Having said that, the Russians are probably furious with the South Ossetians for causing the death of Tatunashvili. The Kremlin continuous to be incensed how this tiny territory on which they have spent so much money, continues to be a source of headaches. Over the last decade there were scandals with corruption and misuse of Russian aid, turmoil over election fraud, and constant clan bickering. Now, what was likely a local feud, has spiralled into an international incident. A case of the tail waging the dog, some may say.
Unlike in 2008, the European Union this time round finds itself on the front line of the dispute. Today Georgia is an EU associated state, and hundreds of EU officials monitor the situation with the secessionist territories as members of a monitoring mission. The EU also leads as co-chair of the Geneva discussions that try to bring the sides together and manage the situation. Very soon after Tatunashvili's death was announced the EU expressed its "grave concern" - Brussels equivalent of raising the threat perception to Defcon 3. The US, UK and other countries followed suit.

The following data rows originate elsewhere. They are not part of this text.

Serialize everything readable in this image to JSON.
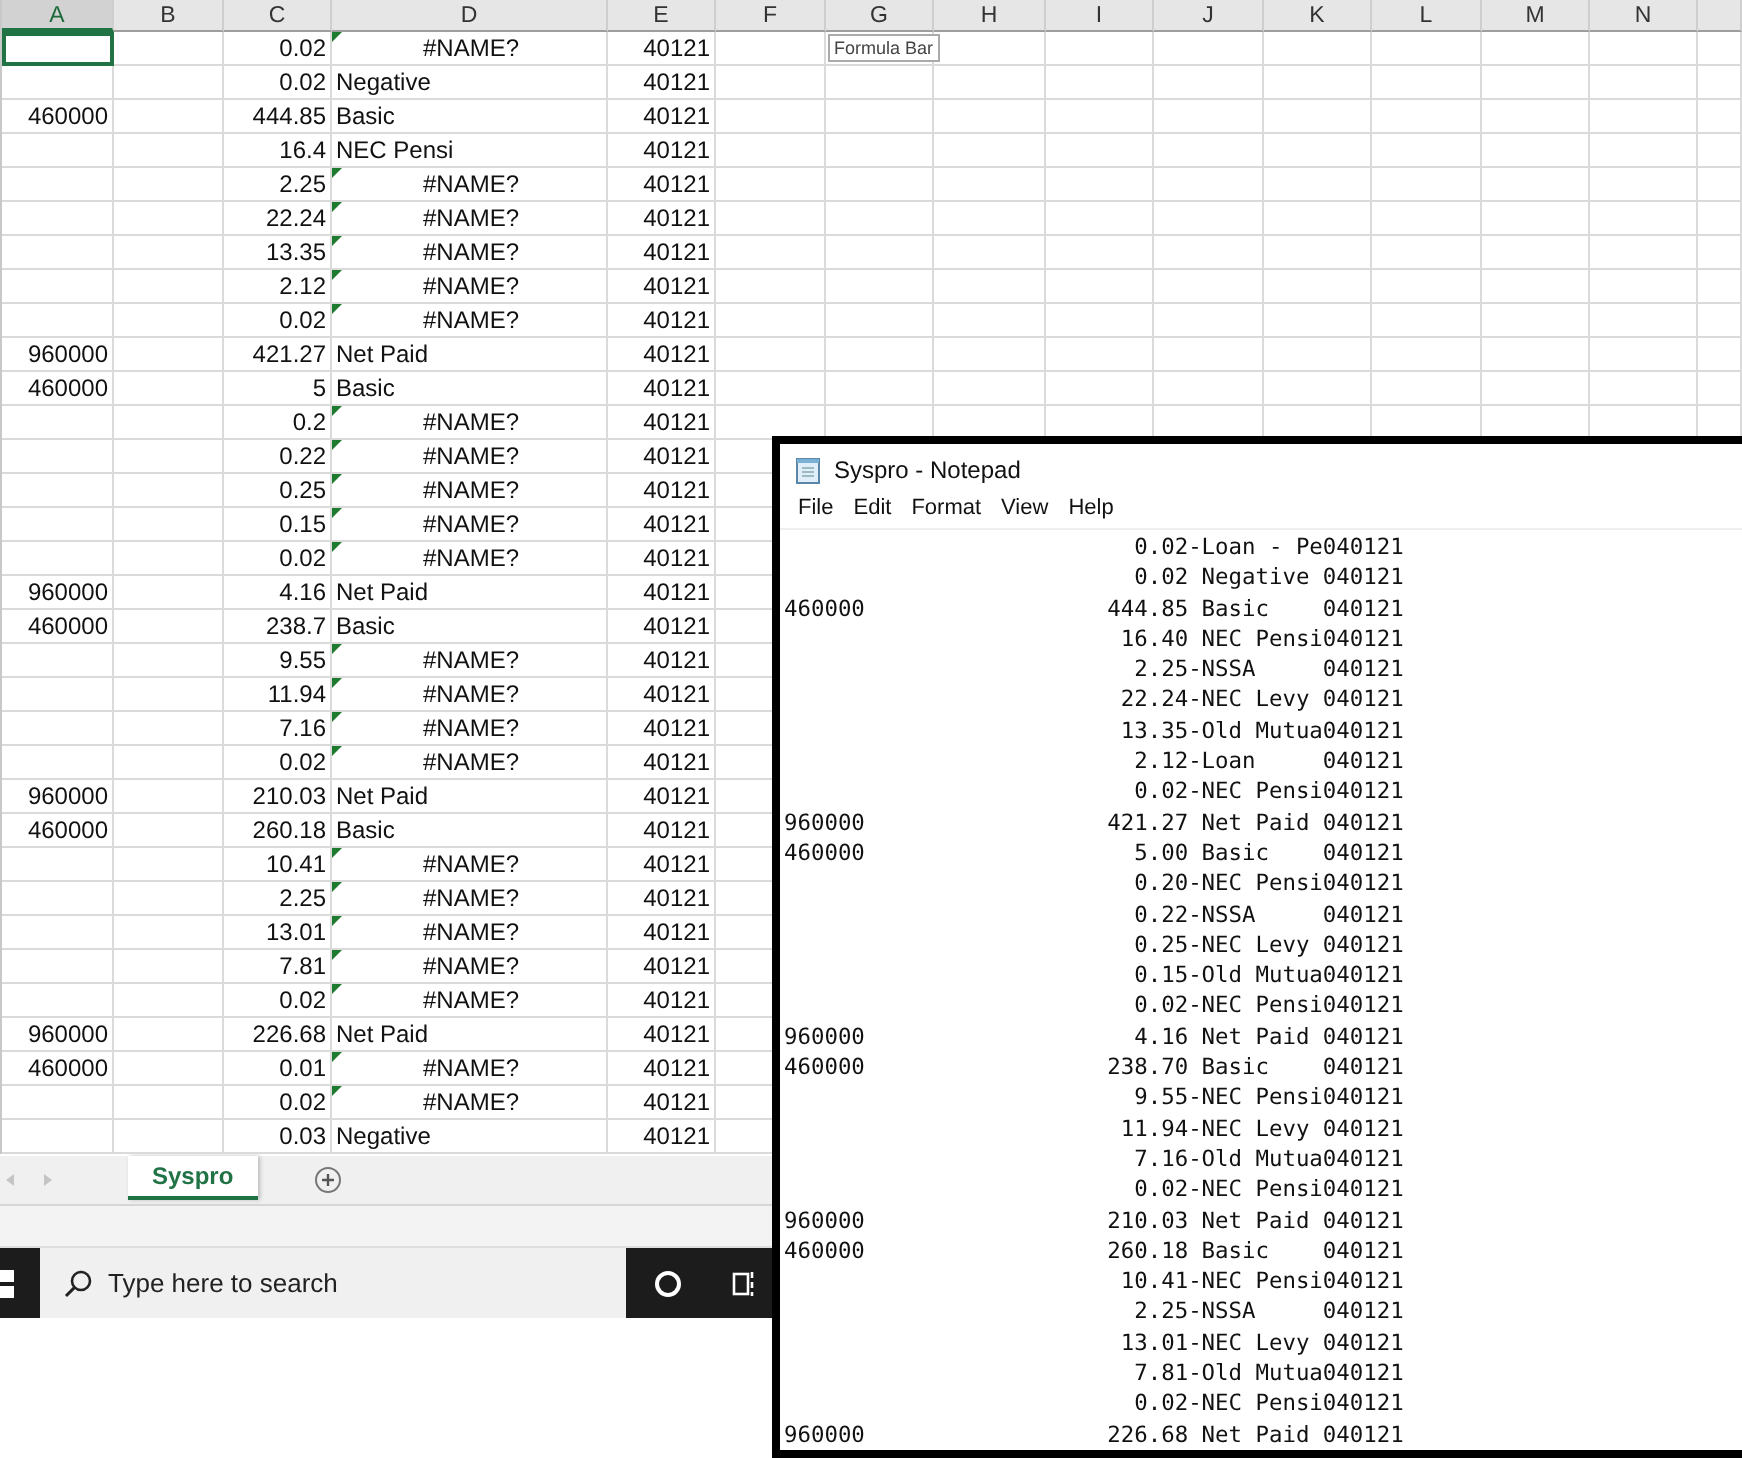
{
  "spreadsheet": {
    "tooltip": "Formula Bar",
    "columns": [
      {
        "label": "A",
        "selected": true
      },
      {
        "label": "B",
        "selected": false
      },
      {
        "label": "C",
        "selected": false
      },
      {
        "label": "D",
        "selected": false
      },
      {
        "label": "E",
        "selected": false
      },
      {
        "label": "F",
        "selected": false
      },
      {
        "label": "G",
        "selected": false
      },
      {
        "label": "H",
        "selected": false
      },
      {
        "label": "I",
        "selected": false
      },
      {
        "label": "J",
        "selected": false
      },
      {
        "label": "K",
        "selected": false
      },
      {
        "label": "L",
        "selected": false
      },
      {
        "label": "M",
        "selected": false
      },
      {
        "label": "N",
        "selected": false
      }
    ],
    "rows": [
      {
        "a_selected": true,
        "c": "0.02",
        "d": "#NAME?",
        "kind": "error",
        "e": "40121"
      },
      {
        "a_selected": false,
        "c": "0.02",
        "d": "Negative",
        "kind": "text",
        "e": "40121"
      },
      {
        "a_selected": false,
        "a": "460000",
        "c": "444.85",
        "d": "Basic",
        "kind": "text",
        "e": "40121"
      },
      {
        "a_selected": false,
        "c": "16.4",
        "d": "NEC Pensi",
        "kind": "text",
        "e": "40121"
      },
      {
        "a_selected": false,
        "c": "2.25",
        "d": "#NAME?",
        "kind": "error",
        "e": "40121"
      },
      {
        "a_selected": false,
        "c": "22.24",
        "d": "#NAME?",
        "kind": "error",
        "e": "40121"
      },
      {
        "a_selected": false,
        "c": "13.35",
        "d": "#NAME?",
        "kind": "error",
        "e": "40121"
      },
      {
        "a_selected": false,
        "c": "2.12",
        "d": "#NAME?",
        "kind": "error",
        "e": "40121"
      },
      {
        "a_selected": false,
        "c": "0.02",
        "d": "#NAME?",
        "kind": "error",
        "e": "40121"
      },
      {
        "a_selected": false,
        "a": "960000",
        "c": "421.27",
        "d": "Net Paid",
        "kind": "text",
        "e": "40121"
      },
      {
        "a_selected": false,
        "a": "460000",
        "c": "5",
        "d": "Basic",
        "kind": "text",
        "e": "40121"
      },
      {
        "a_selected": false,
        "c": "0.2",
        "d": "#NAME?",
        "kind": "error",
        "e": "40121"
      },
      {
        "a_selected": false,
        "c": "0.22",
        "d": "#NAME?",
        "kind": "error",
        "e": "40121"
      },
      {
        "a_selected": false,
        "c": "0.25",
        "d": "#NAME?",
        "kind": "error",
        "e": "40121"
      },
      {
        "a_selected": false,
        "c": "0.15",
        "d": "#NAME?",
        "kind": "error",
        "e": "40121"
      },
      {
        "a_selected": false,
        "c": "0.02",
        "d": "#NAME?",
        "kind": "error",
        "e": "40121"
      },
      {
        "a_selected": false,
        "a": "960000",
        "c": "4.16",
        "d": "Net Paid",
        "kind": "text",
        "e": "40121"
      },
      {
        "a_selected": false,
        "a": "460000",
        "c": "238.7",
        "d": "Basic",
        "kind": "text",
        "e": "40121"
      },
      {
        "a_selected": false,
        "c": "9.55",
        "d": "#NAME?",
        "kind": "error",
        "e": "40121"
      },
      {
        "a_selected": false,
        "c": "11.94",
        "d": "#NAME?",
        "kind": "error",
        "e": "40121"
      },
      {
        "a_selected": false,
        "c": "7.16",
        "d": "#NAME?",
        "kind": "error",
        "e": "40121"
      },
      {
        "a_selected": false,
        "c": "0.02",
        "d": "#NAME?",
        "kind": "error",
        "e": "40121"
      },
      {
        "a_selected": false,
        "a": "960000",
        "c": "210.03",
        "d": "Net Paid",
        "kind": "text",
        "e": "40121"
      },
      {
        "a_selected": false,
        "a": "460000",
        "c": "260.18",
        "d": "Basic",
        "kind": "text",
        "e": "40121"
      },
      {
        "a_selected": false,
        "c": "10.41",
        "d": "#NAME?",
        "kind": "error",
        "e": "40121"
      },
      {
        "a_selected": false,
        "c": "2.25",
        "d": "#NAME?",
        "kind": "error",
        "e": "40121"
      },
      {
        "a_selected": false,
        "c": "13.01",
        "d": "#NAME?",
        "kind": "error",
        "e": "40121"
      },
      {
        "a_selected": false,
        "c": "7.81",
        "d": "#NAME?",
        "kind": "error",
        "e": "40121"
      },
      {
        "a_selected": false,
        "c": "0.02",
        "d": "#NAME?",
        "kind": "error",
        "e": "40121"
      },
      {
        "a_selected": false,
        "a": "960000",
        "c": "226.68",
        "d": "Net Paid",
        "kind": "text",
        "e": "40121"
      },
      {
        "a_selected": false,
        "a": "460000",
        "c": "0.01",
        "d": "#NAME?",
        "kind": "error",
        "e": "40121"
      },
      {
        "a_selected": false,
        "c": "0.02",
        "d": "#NAME?",
        "kind": "error",
        "e": "40121"
      },
      {
        "a_selected": false,
        "c": "0.03",
        "d": "Negative",
        "kind": "text",
        "e": "40121"
      }
    ],
    "sheet_tabs": [
      {
        "label": "Syspro",
        "selected": true
      }
    ]
  },
  "taskbar": {
    "search": {
      "placeholder": "Type here to search"
    }
  },
  "notepad": {
    "title": "Syspro - Notepad",
    "menu": [
      "File",
      "Edit",
      "Format",
      "View",
      "Help"
    ],
    "lines": [
      "                          0.02-Loan - Pe040121",
      "                          0.02 Negative 040121",
      "460000                  444.85 Basic    040121",
      "                         16.40 NEC Pensi040121",
      "                          2.25-NSSA     040121",
      "                         22.24-NEC Levy 040121",
      "                         13.35-Old Mutua040121",
      "                          2.12-Loan     040121",
      "                          0.02-NEC Pensi040121",
      "960000                  421.27 Net Paid 040121",
      "460000                    5.00 Basic    040121",
      "                          0.20-NEC Pensi040121",
      "                          0.22-NSSA     040121",
      "                          0.25-NEC Levy 040121",
      "                          0.15-Old Mutua040121",
      "                          0.02-NEC Pensi040121",
      "960000                    4.16 Net Paid 040121",
      "460000                  238.70 Basic    040121",
      "                          9.55-NEC Pensi040121",
      "                         11.94-NEC Levy 040121",
      "                          7.16-Old Mutua040121",
      "                          0.02-NEC Pensi040121",
      "960000                  210.03 Net Paid 040121",
      "460000                  260.18 Basic    040121",
      "                         10.41-NEC Pensi040121",
      "                          2.25-NSSA     040121",
      "                         13.01-NEC Levy 040121",
      "                          7.81-Old Mutua040121",
      "                          0.02-NEC Pensi040121",
      "960000                  226.68 Net Paid 040121"
    ]
  }
}
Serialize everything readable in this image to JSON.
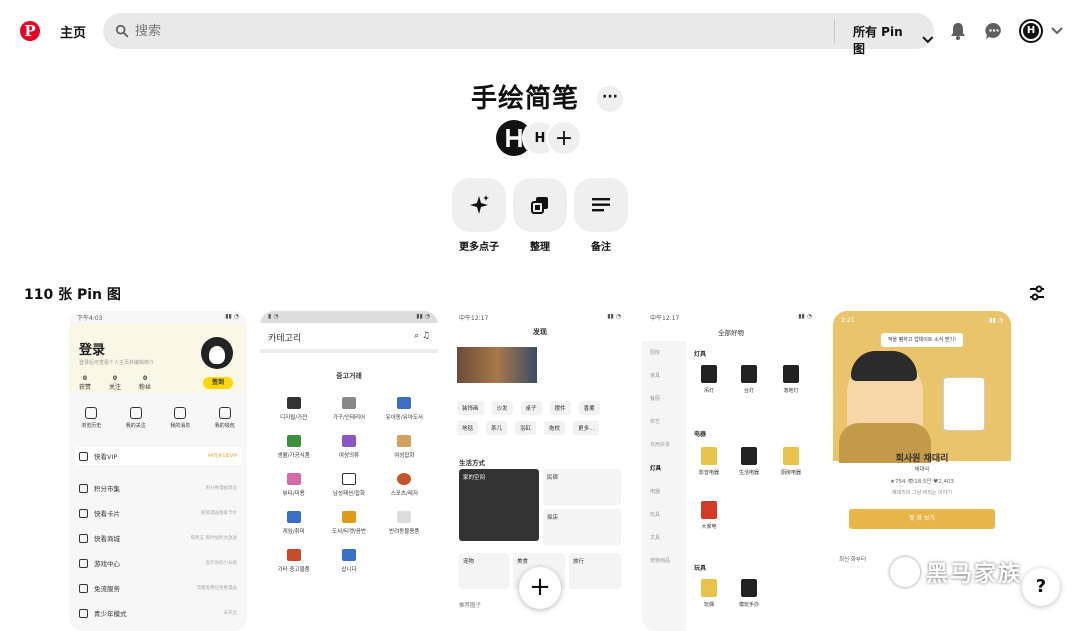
{
  "header": {
    "logo": "P",
    "home_label": "主页",
    "search_placeholder": "搜索",
    "filter_label": "所有 Pin 图",
    "avatar_initial": "H"
  },
  "board": {
    "title": "手绘简笔",
    "more_label": "···",
    "collaborators": [
      "H",
      "H"
    ],
    "add_collaborator": "+",
    "actions": [
      {
        "label": "更多点子",
        "icon": "sparkle-icon"
      },
      {
        "label": "整理",
        "icon": "organize-icon"
      },
      {
        "label": "备注",
        "icon": "notes-icon"
      }
    ],
    "pin_count": "110 张 Pin 图"
  },
  "pins": {
    "p1": {
      "status": "下午4:03",
      "title": "登录",
      "subtitle": "登录后可查看个人主页并编辑简介",
      "sign_label": "签到",
      "stats": [
        {
          "v": "0",
          "l": "获赞"
        },
        {
          "v": "0",
          "l": "关注"
        },
        {
          "v": "0",
          "l": "粉丝"
        }
      ],
      "shortcuts": [
        "浏览历史",
        "我的关注",
        "我的消息",
        "我的钱包"
      ],
      "vip_label": "快看VIP",
      "vip_hint": "99元买1年VIP",
      "menu": [
        {
          "label": "积分市集",
          "hint": "积分换漫画周边"
        },
        {
          "label": "快看卡片",
          "hint": "解锁漫画独家卡片"
        },
        {
          "label": "快看商城",
          "hint": "每周五 限时福利大放送"
        },
        {
          "label": "游戏中心",
          "hint": "宣炸你的小长假"
        },
        {
          "label": "免流服务",
          "hint": "流量免费任性看漫画"
        },
        {
          "label": "青少年模式",
          "hint": "未开启"
        }
      ]
    },
    "p2": {
      "title": "카테고리",
      "section": "중고거래",
      "items": [
        "디지털/가전",
        "가구/인테리어",
        "유아동/유아도서",
        "생활/가공식품",
        "여성의류",
        "여성잡화",
        "뷰티/미용",
        "남성패션/잡화",
        "스포츠/레저",
        "게임/취미",
        "도서/티켓/음반",
        "반려동물용품",
        "기타 중고물품",
        "삽니다"
      ]
    },
    "p3": {
      "status": "中午12:17",
      "title": "发现",
      "chips": [
        "装饰画",
        "沙发",
        "桌子",
        "摆件",
        "香薰",
        "地毯",
        "茶几",
        "浴缸",
        "拖枕",
        "更多..."
      ],
      "section": "生活方式",
      "big_card": "家的空间",
      "cards": [
        "民宿",
        "探店",
        "宠物",
        "美食",
        "旅行"
      ],
      "fab": "+",
      "foot": "推荐圈子"
    },
    "p4": {
      "status": "中午12:17",
      "title": "全部好物",
      "side": [
        "厨房",
        "家具",
        "餐厨",
        "布艺",
        "日用杂货",
        "灯具",
        "电器",
        "玩具",
        "文具",
        "宠物用品"
      ],
      "active_side": "灯具",
      "group1": "灯具",
      "lamps": [
        "吊灯",
        "台灯",
        "落地灯"
      ],
      "group2": "电器",
      "appliances": [
        "影音电器",
        "生活电器",
        "厨房电器",
        "大家电"
      ],
      "group3": "玩具",
      "toys": [
        "玩偶",
        "模玩手办"
      ]
    },
    "p5": {
      "status": "2:21",
      "tooltip": "적을 펌하고 업데이트 소식 받기!",
      "name": "회사원 채대리",
      "role": "채대리",
      "meta": "★754 👁18.5만 ♥2,403",
      "desc": "채대리의 그냥 비리는 이야기",
      "button": "첫 화 보기",
      "recent": "최신 화부터"
    }
  },
  "watermark": "黑马家族",
  "help": "?"
}
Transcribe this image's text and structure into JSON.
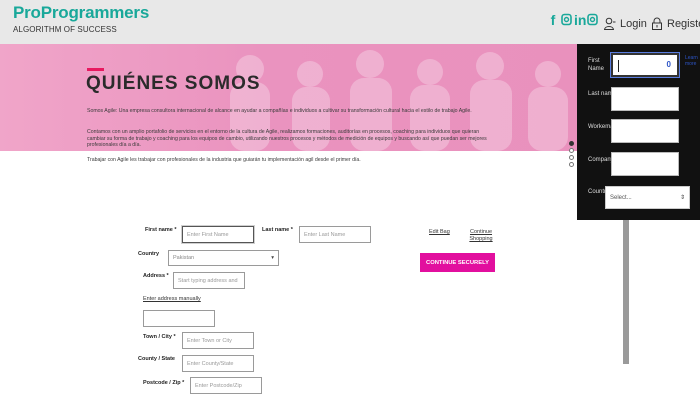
{
  "brand": {
    "title": "ProProgrammers",
    "subtitle": "ALGORITHM OF SUCCESS",
    "accent": "#19a89a"
  },
  "header": {
    "social": [
      "facebook-icon",
      "instagram-icon",
      "linkedin-icon",
      "instagram-icon"
    ],
    "login_label": "Login",
    "register_label": "Register"
  },
  "hero": {
    "title": "QUIÉNES SOMOS",
    "paragraph1": "Somos Agile: Una empresa consultora internacional de alcance en ayudar a compañías e individuos a cultivar su transformación cultural hacia el estilo de trabajo Agile.",
    "paragraph2": "Contamos con un amplio portafolio de servicios en el entorno de la cultura de Agile, realizamos formaciones, auditorías en procesos, coaching para individuos que quieran cambiar su forma de trabajo y coaching para los equipos de cambio, utilizando nuestros procesos y métodos de medición de equipos y buscando así que puedan ser mejores profesionales día a día.",
    "paragraph3": "Trabajar con Agile les trabajar con profesionales de la industria que guiarán tu implementación agil desde el primer día.",
    "accent": "#e8195f"
  },
  "slider_dots": 4,
  "form": {
    "first_name_label": "First name *",
    "first_name_placeholder": "Enter First Name",
    "last_name_label": "Last name *",
    "last_name_placeholder": "Enter Last Name",
    "country_label": "Country",
    "country_value": "Pakistan",
    "address_label": "Address *",
    "address_placeholder": "Start typing address and",
    "enter_manually": "Enter address manually",
    "town_label": "Town / City *",
    "town_placeholder": "Enter Town or City",
    "county_label": "County / State",
    "county_placeholder": "Enter County/State",
    "postcode_label": "Postcode / Zip *",
    "postcode_placeholder": "Enter Postcode/Zip"
  },
  "cart": {
    "edit_bag": "Edit Bag",
    "continue_shopping": "Continue Shopping",
    "continue_securely": "CONTINUE SECURELY",
    "button_color": "#e20f9e"
  },
  "panel": {
    "first_name": "First Name",
    "last_name": "Last name",
    "work_email": "Workemail",
    "company": "Company",
    "country": "Country",
    "country_select": "Select...",
    "counter": "0",
    "side_link": "Learn more"
  }
}
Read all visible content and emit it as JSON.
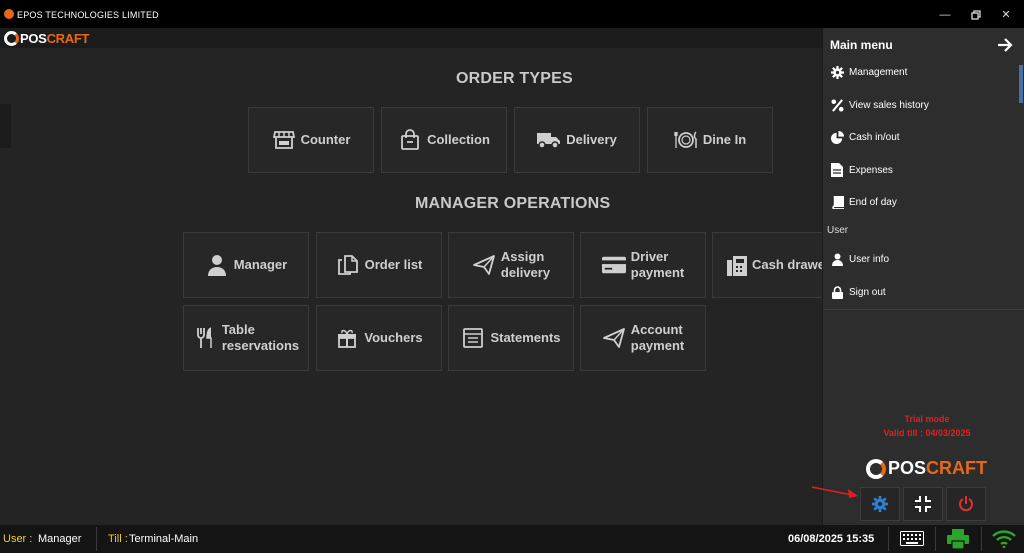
{
  "window": {
    "title": "EPOS TECHNOLOGIES LIMITED",
    "controls": [
      "minimize-icon",
      "restore-icon",
      "close-icon"
    ]
  },
  "brand": {
    "logo_primary": "POS",
    "logo_accent": "CRAFT",
    "accent_color": "#e8681a"
  },
  "order_types": {
    "title": "ORDER TYPES",
    "items": [
      {
        "label": "Counter",
        "icon": "store-icon"
      },
      {
        "label": "Collection",
        "icon": "bag-icon"
      },
      {
        "label": "Delivery",
        "icon": "truck-icon"
      },
      {
        "label": "Dine In",
        "icon": "plate-icon"
      }
    ]
  },
  "manager_operations": {
    "title": "MANAGER OPERATIONS",
    "items": [
      {
        "label": "Manager",
        "icon": "person-icon"
      },
      {
        "label": "Order list",
        "icon": "copy-icon"
      },
      {
        "label": "Assign delivery",
        "line1": "Assign",
        "line2": "delivery",
        "icon": "send-icon"
      },
      {
        "label": "Driver payment",
        "line1": "Driver",
        "line2": "payment",
        "icon": "card-icon"
      },
      {
        "label": "Cash drawer",
        "icon": "fax-icon"
      },
      {
        "label": "Table reservations",
        "line1": "Table",
        "line2": "reservations",
        "icon": "utensils-icon"
      },
      {
        "label": "Vouchers",
        "icon": "gift-icon"
      },
      {
        "label": "Statements",
        "icon": "statement-icon"
      },
      {
        "label": "Account payment",
        "line1": "Account",
        "line2": "payment",
        "icon": "send-icon"
      }
    ]
  },
  "sidebar": {
    "title": "Main menu",
    "items": [
      {
        "label": "Management",
        "icon": "gear-icon"
      },
      {
        "label": "View sales history",
        "icon": "percent-icon"
      },
      {
        "label": "Cash in/out",
        "icon": "pie-chart-icon"
      },
      {
        "label": "Expenses",
        "icon": "document-icon"
      },
      {
        "label": "End of day",
        "icon": "book-icon"
      }
    ],
    "user_section": {
      "title": "User",
      "items": [
        {
          "label": "User info",
          "icon": "user-icon"
        },
        {
          "label": "Sign out",
          "icon": "lock-icon"
        }
      ]
    },
    "trial": {
      "line1": "Trial mode",
      "line2": "Valid till : 04/03/2025",
      "color": "#e02020"
    },
    "bottom_buttons": [
      "settings-gear-icon",
      "compress-icon",
      "power-icon"
    ]
  },
  "status_bar": {
    "user_label": "User :",
    "user_value": "Manager",
    "till_label": "Till :",
    "till_value": "Terminal-Main",
    "datetime": "06/08/2025 15:35",
    "label_color": "#f0d020",
    "printer_color": "#2aa52a",
    "wifi_color": "#2aa52a"
  }
}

It is highly unlikely that the situation will develop beyond harsh rhetoric, but it needs to be defused just the same.
Instead of stonewalling, the Ossetians now need to hand over Tatunashvili's body to his family immediately, issue a public apology, and privately re-assure the Georgians that they have taken measures for such an incident not to be repeated.
The Georgians on their part need to lower their rhetoric. The Foreign Ministry particularly, has yet to master the art of subtlety. Some of their actions over the last year in handling issues related to the secessionist territories were disappointing.
The international community needs to react firmly to the death of Tatunashvili, using it to remind the Russians of their failure to implement the Sarkozy - Medvedev agreements, and pushing them to move the Geneva negotiations from conflict management to conflict resolution. But they must also caution restrain to the Georgians. The current government in Tbilisi is very different to the one in 2008, but the odd hot head still appears every now and then.
And as for the Russians? The Kremlin has enough on its plate at the moment, and does not need another little incident in the Caucasus, however it may not be ready yet for a shift in position. But clear heads in the Kremlin understand that in South Ossetia they have a situation that is never going to lead to anything any good. How they handle the Tatunashvili case may be a good indicator of how the wind is blowing.
source: Dennis Sammut is the Director of LINKS (Dialogue, Analysis and Research). His Monday Commentary is published weekly on commonspace.eu.
photo: Russian troops parade in Tskhinvali, the administrative capital of South Ossetia to mark Independence Day.
On 20 January 26,000 Soviet troops entered Baku and massacred large numbers of civilians who were calling for the restoration of Azerbaijan independence. In Azerbaijan the day is often referred to as Black January.